Feeling panic rising in her chest, Jeannette slides down into her seat and asks the driver to take her back to her home on Park Avenue. She’s come a long way from poverty, hunger, icicles hanging from the ceiling as she struggles to stay warm. She fears that someone going to the same lavish party as she will spot her if she speaks to her mother. Then her secret would be out for all to see the darkness from where she came.

This memoir struck a chord deep within me.

List-O-Rama: 7+ Non-Fiction Books About Sports

The Olympics are winding down, and I know I’ve had equal fun both watching the athletes and snarking on NBC for their piss-poor coverage here in the States.

As promised, here are some recommended books about sports—and yes, I know, some of these sports aren’t in the Olympics.

Little Girls in Pretty Boxes by Joan Ryan

It’s been a long time since I read this book, and I understand it’s been updated to include more about the current realities of elite gymnasts and figure skaters, but Little Girls in Pretty Boxes is a very eye-opening book about what it takes to be a top-level athlete at a young age. I’ve been told that on the same subject, Dominic Moceanu’s memoir, Off Balance, is also a fascinating look at elite gymnastics. 

{Amazon | Goodreads

The Breaks of the Game by David Halberstam

This is a remarkable piece of writing about my first sports love, the Portland Trail Blazers basketball team. David Halberstam followed the team for a year in 1979 and recorded the highs and lows of professional sports at that time. It’s one of those works of non-fiction that reads like a novel because it’s so fast-paced and engaging. Another book I love about the same time period is the classic, Heaven is a Playground, which is about youth streetballers.

I don’t believe the war is simply the work of politicians and capitalists. Oh, no, the common man is every bit as guilty.

The Holocaust is disturbing enough for adults to conceptualize, but for younger children it’s especially difficult to explain. I certainly cannot give a valid explanation beyond the usual lines that we find in history books.

However, in Anne Frank: The Anne Frank House Authorized Graphic Biography, Sid Jacobson and Ernie Colon have gifted us with a finely-illustrated and written graphic book that explores issues of intolerance and prejudice for a younger audience in an accessible way. It’s deeply felt for the the young and not-so young.

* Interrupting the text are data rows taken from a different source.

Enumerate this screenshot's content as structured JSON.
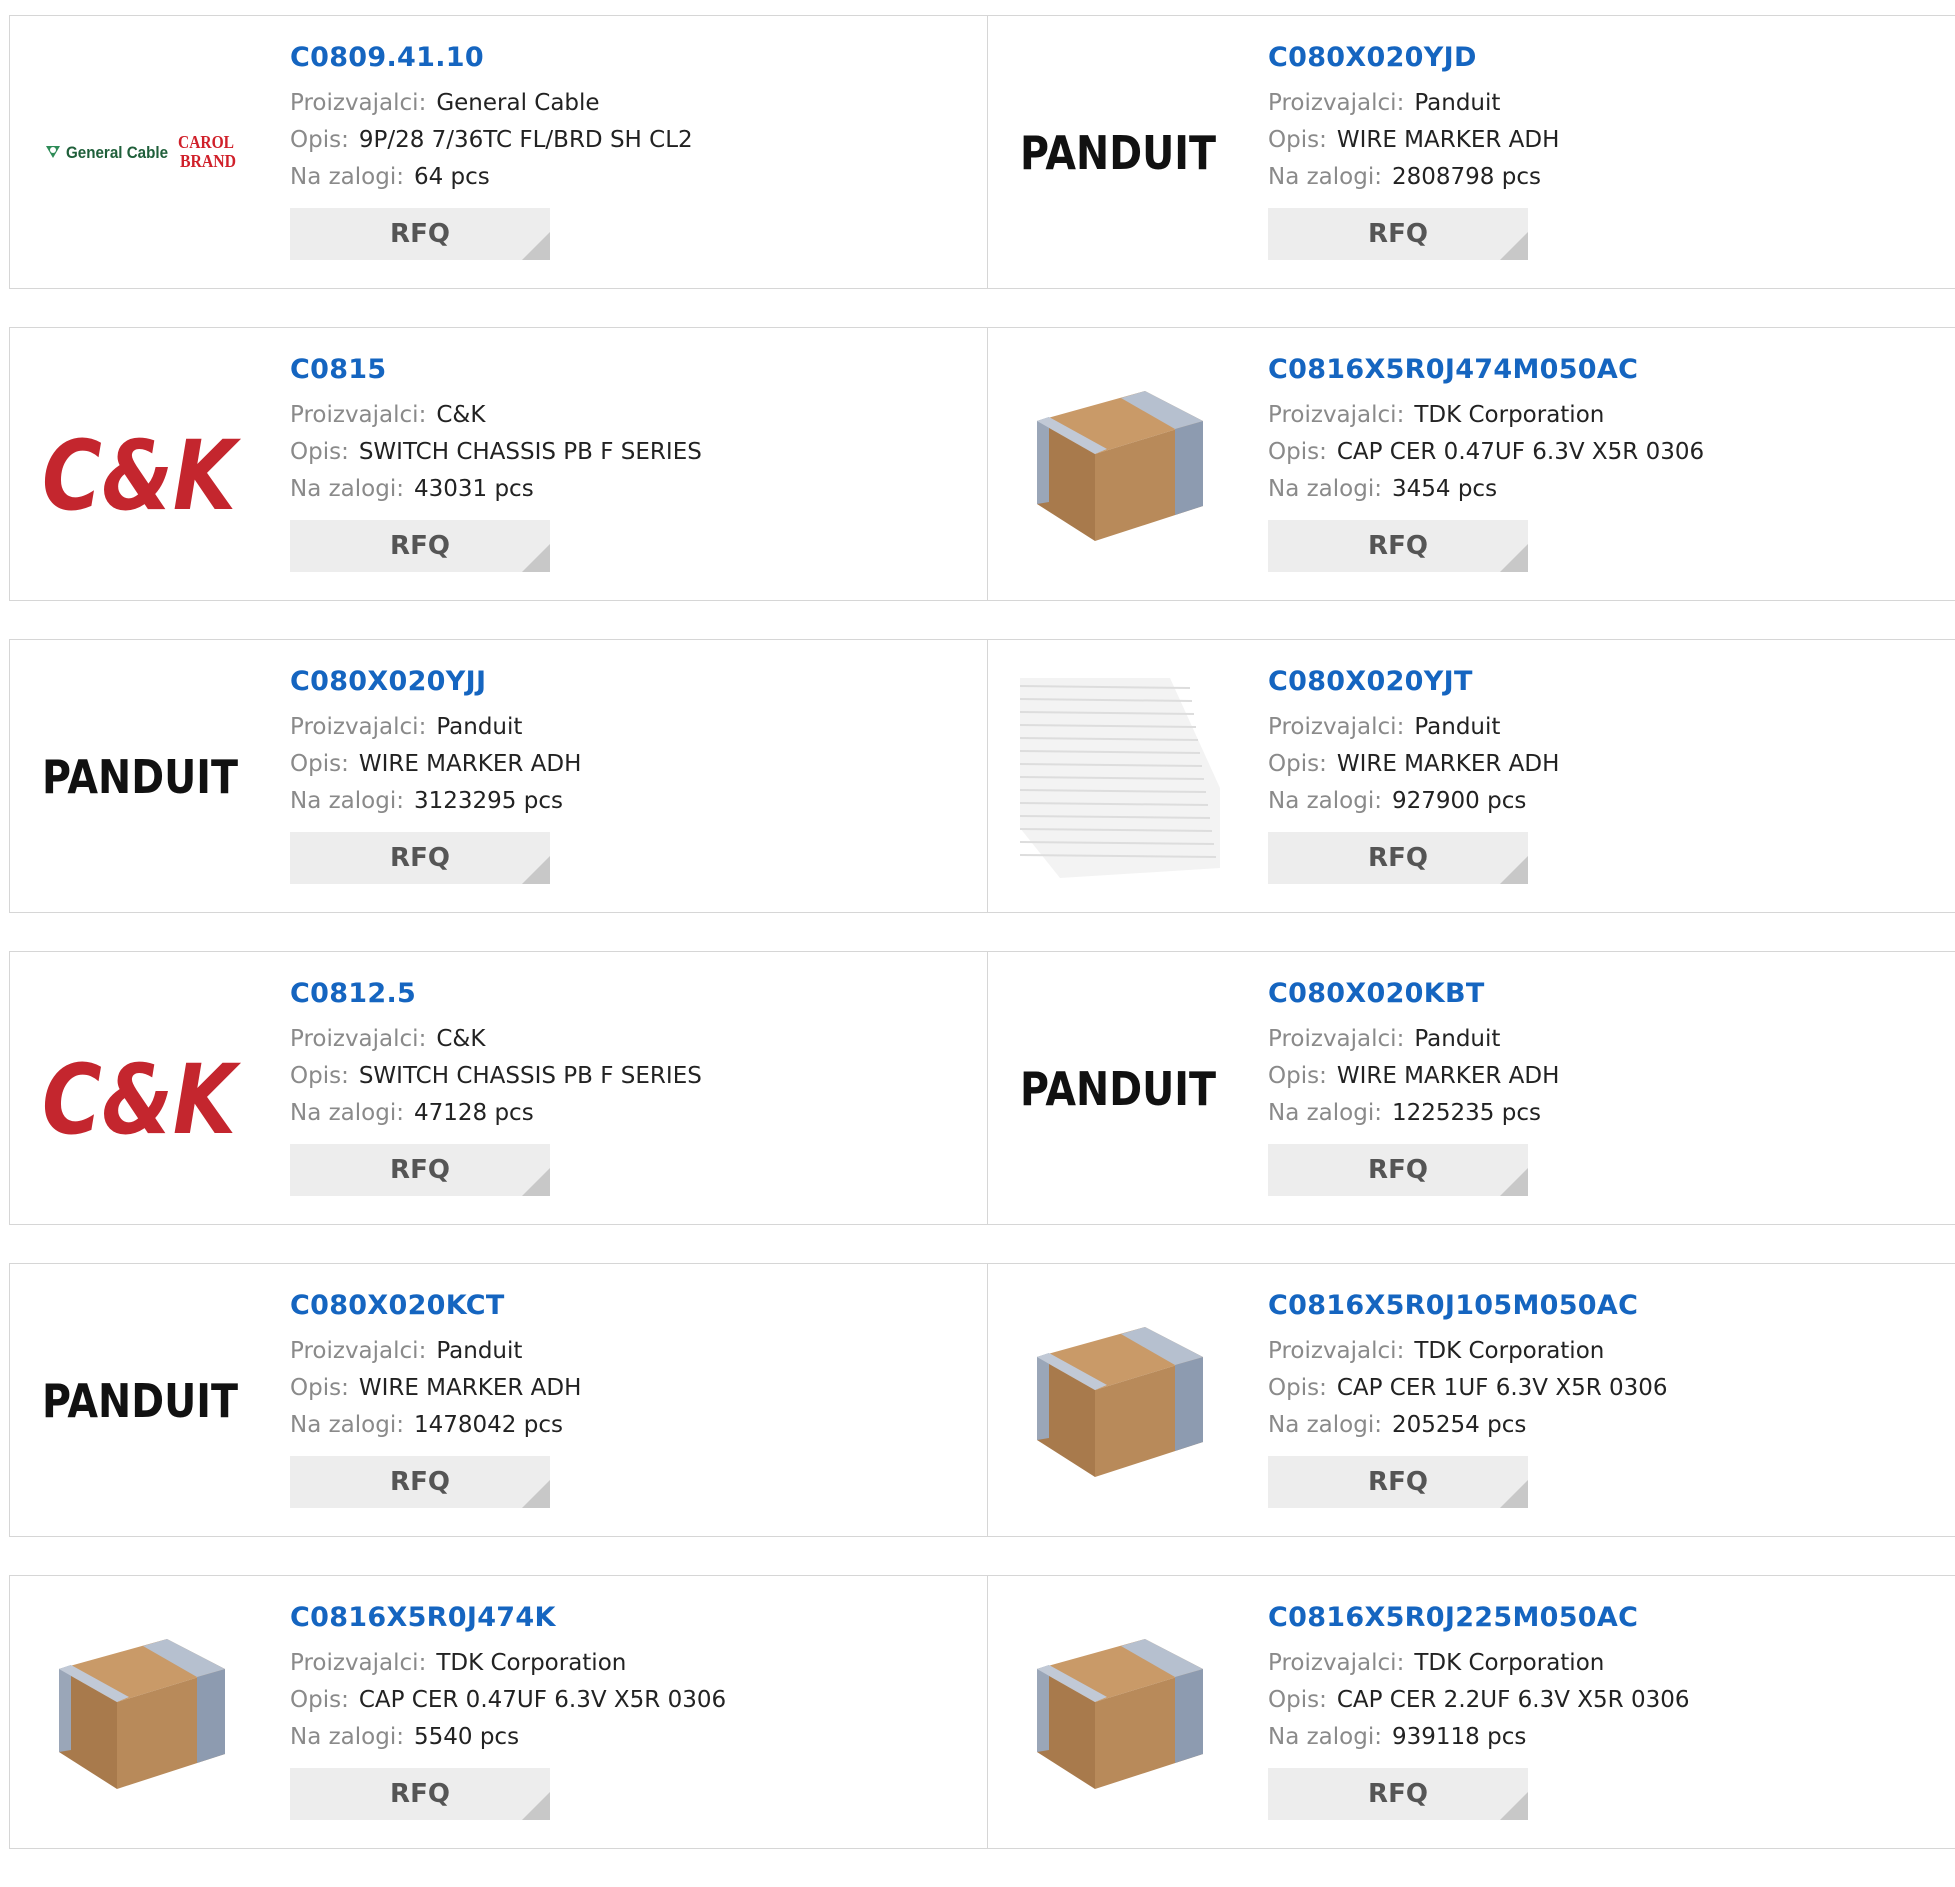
{
  "labels": {
    "manufacturer": "Proizvajalci:",
    "description": "Opis:",
    "stock": "Na zalogi:",
    "rfq": "RFQ"
  },
  "logo_text": {
    "general_cable": "General Cable",
    "carol_1": "CAROL",
    "carol_2": "BRAND",
    "panduit": "PANDUIT",
    "ck": "C&K"
  },
  "products": [
    {
      "part": "C0809.41.10",
      "manufacturer": "General Cable",
      "description": "9P/28 7/36TC FL/BRD SH CL2",
      "stock": "64 pcs",
      "logo": "general-cable"
    },
    {
      "part": "C080X020YJD",
      "manufacturer": "Panduit",
      "description": "WIRE MARKER ADH",
      "stock": "2808798 pcs",
      "logo": "panduit"
    },
    {
      "part": "C0815",
      "manufacturer": "C&K",
      "description": "SWITCH CHASSIS PB F SERIES",
      "stock": "43031 pcs",
      "logo": "ck"
    },
    {
      "part": "C0816X5R0J474M050AC",
      "manufacturer": "TDK Corporation",
      "description": "CAP CER 0.47UF 6.3V X5R 0306",
      "stock": "3454 pcs",
      "logo": "capacitor"
    },
    {
      "part": "C080X020YJJ",
      "manufacturer": "Panduit",
      "description": "WIRE MARKER ADH",
      "stock": "3123295 pcs",
      "logo": "panduit"
    },
    {
      "part": "C080X020YJT",
      "manufacturer": "Panduit",
      "description": "WIRE MARKER ADH",
      "stock": "927900 pcs",
      "logo": "marker-sheet"
    },
    {
      "part": "C0812.5",
      "manufacturer": "C&K",
      "description": "SWITCH CHASSIS PB F SERIES",
      "stock": "47128 pcs",
      "logo": "ck"
    },
    {
      "part": "C080X020KBT",
      "manufacturer": "Panduit",
      "description": "WIRE MARKER ADH",
      "stock": "1225235 pcs",
      "logo": "panduit"
    },
    {
      "part": "C080X020KCT",
      "manufacturer": "Panduit",
      "description": "WIRE MARKER ADH",
      "stock": "1478042 pcs",
      "logo": "panduit"
    },
    {
      "part": "C0816X5R0J105M050AC",
      "manufacturer": "TDK Corporation",
      "description": "CAP CER 1UF 6.3V X5R 0306",
      "stock": "205254 pcs",
      "logo": "capacitor"
    },
    {
      "part": "C0816X5R0J474K",
      "manufacturer": "TDK Corporation",
      "description": "CAP CER 0.47UF 6.3V X5R 0306",
      "stock": "5540 pcs",
      "logo": "capacitor"
    },
    {
      "part": "C0816X5R0J225M050AC",
      "manufacturer": "TDK Corporation",
      "description": "CAP CER 2.2UF 6.3V X5R 0306",
      "stock": "939118 pcs",
      "logo": "capacitor"
    }
  ],
  "colors": {
    "part_link": "#1565c0",
    "label": "#8a8a8a",
    "rfq_bg": "#ededed",
    "border": "#d6d6d6",
    "ck_red": "#c4262e",
    "capacitor_body": "#b88a5a",
    "capacitor_terminal": "#8d9bb0"
  }
}
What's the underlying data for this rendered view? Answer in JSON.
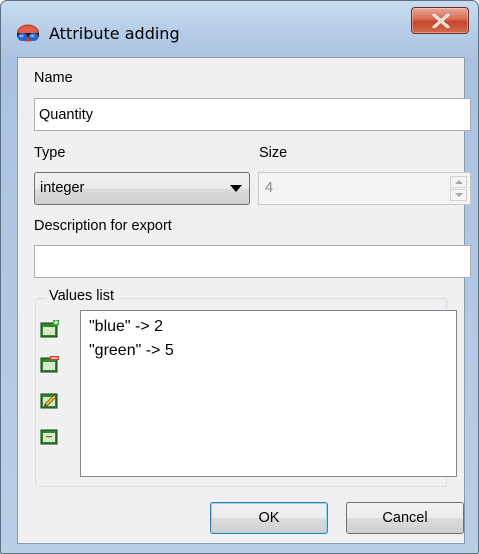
{
  "window": {
    "title": "Attribute adding",
    "icons": {
      "app": "stereo-glasses-icon",
      "close": "close-x-icon"
    }
  },
  "form": {
    "name_label": "Name",
    "name_value": "Quantity",
    "type_label": "Type",
    "type_value": "integer",
    "size_label": "Size",
    "size_value": "4",
    "size_disabled": true,
    "description_label": "Description for export",
    "description_value": ""
  },
  "values_list": {
    "title": "Values list",
    "tools": [
      "add-value-icon",
      "remove-value-icon",
      "edit-value-icon",
      "clear-values-icon"
    ],
    "items": [
      "\"blue\" -> 2",
      "\"green\" -> 5"
    ]
  },
  "buttons": {
    "ok": "OK",
    "cancel": "Cancel"
  },
  "colors": {
    "title_gradient_top": "#c9dcf0",
    "client_bg": "#f0f0f0",
    "close_red": "#c6462c",
    "default_btn_border": "#3c7fb1"
  }
}
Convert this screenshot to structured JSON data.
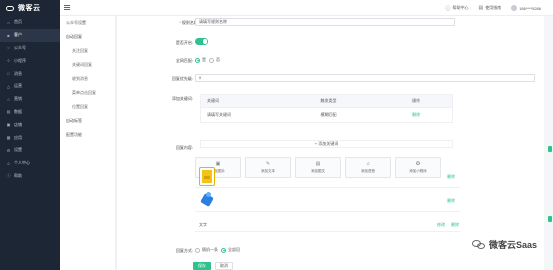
{
  "app": {
    "brand": "微客云"
  },
  "topbar": {
    "help": "帮助中心",
    "guide": "使用指南",
    "account": "186****5286"
  },
  "sidebar": {
    "items": [
      {
        "label": "首页",
        "icon": "home-icon"
      },
      {
        "label": "客户",
        "icon": "customer-icon"
      },
      {
        "label": "公众号",
        "icon": "official-account-icon"
      },
      {
        "label": "小程序",
        "icon": "miniapp-icon"
      },
      {
        "label": "消息",
        "icon": "message-icon"
      },
      {
        "label": "运营",
        "icon": "operation-icon"
      },
      {
        "label": "营销",
        "icon": "marketing-icon"
      },
      {
        "label": "数据",
        "icon": "data-icon"
      },
      {
        "label": "店铺",
        "icon": "shop-icon"
      },
      {
        "label": "应用",
        "icon": "app-icon"
      },
      {
        "label": "设置",
        "icon": "settings-icon"
      },
      {
        "label": "个人中心",
        "icon": "user-icon"
      },
      {
        "label": "帮助",
        "icon": "help-icon"
      }
    ],
    "active_index": 1
  },
  "subnav": {
    "items": [
      {
        "label": "公众号设置",
        "type": "item"
      },
      {
        "label": "自动回复",
        "type": "group"
      },
      {
        "label": "关注回复",
        "type": "child"
      },
      {
        "label": "关键词回复",
        "type": "child"
      },
      {
        "label": "收到消息",
        "type": "child"
      },
      {
        "label": "菜单点击回复",
        "type": "child"
      },
      {
        "label": "位置回复",
        "type": "child"
      },
      {
        "label": "自动标签",
        "type": "group"
      },
      {
        "label": "配置功能",
        "type": "item"
      }
    ]
  },
  "form": {
    "rule_name_label": "规则名称:",
    "rule_name_value": "请填写规则名称",
    "enable_label": "是否开启:",
    "all_match_label": "全网匹配:",
    "all_match_yes": "是",
    "all_match_no": "否",
    "priority_label": "回复优先级:",
    "priority_value": "0",
    "keywords_label": "添加关键词:",
    "kw_headers": [
      "关键词",
      "触发类型",
      "操作"
    ],
    "kw_rows": [
      {
        "keyword": "请填写关键词",
        "match": "模糊匹配",
        "action": "删除"
      }
    ],
    "add_kw": "+ 添加关键词",
    "content_label": "回复内容:",
    "content_types": [
      {
        "label": "添加图片",
        "icon": "image-icon"
      },
      {
        "label": "添加文本",
        "icon": "text-icon"
      },
      {
        "label": "添加图文",
        "icon": "news-icon"
      },
      {
        "label": "添加语音",
        "icon": "voice-icon"
      },
      {
        "label": "添加小程序",
        "icon": "miniprogram-icon"
      }
    ],
    "replies": [
      {
        "kind": "image",
        "del": "删除"
      },
      {
        "kind": "image",
        "del": "删除"
      },
      {
        "kind": "text",
        "text": "文字",
        "edit": "修改",
        "del": "删除"
      }
    ],
    "mode_label": "回复方式:",
    "mode_random": "随机一条",
    "mode_all": "全部回",
    "save": "保存",
    "cancel": "取消"
  },
  "watermark": "微客云Saas",
  "colors": {
    "accent": "#2ec28e",
    "sidebar_bg": "#1d2635"
  }
}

Told through the eyes of Otto Frank (Anne’s father) but still drawing upon Anne’s diary, Otto’s sad face and words come forth in a beautiful portrait of him in darkness and shadows thinking about Anne’s diary.

Painful reminiscences overwhelmed me…Never had I imagined the depths of her thoughts and feelings.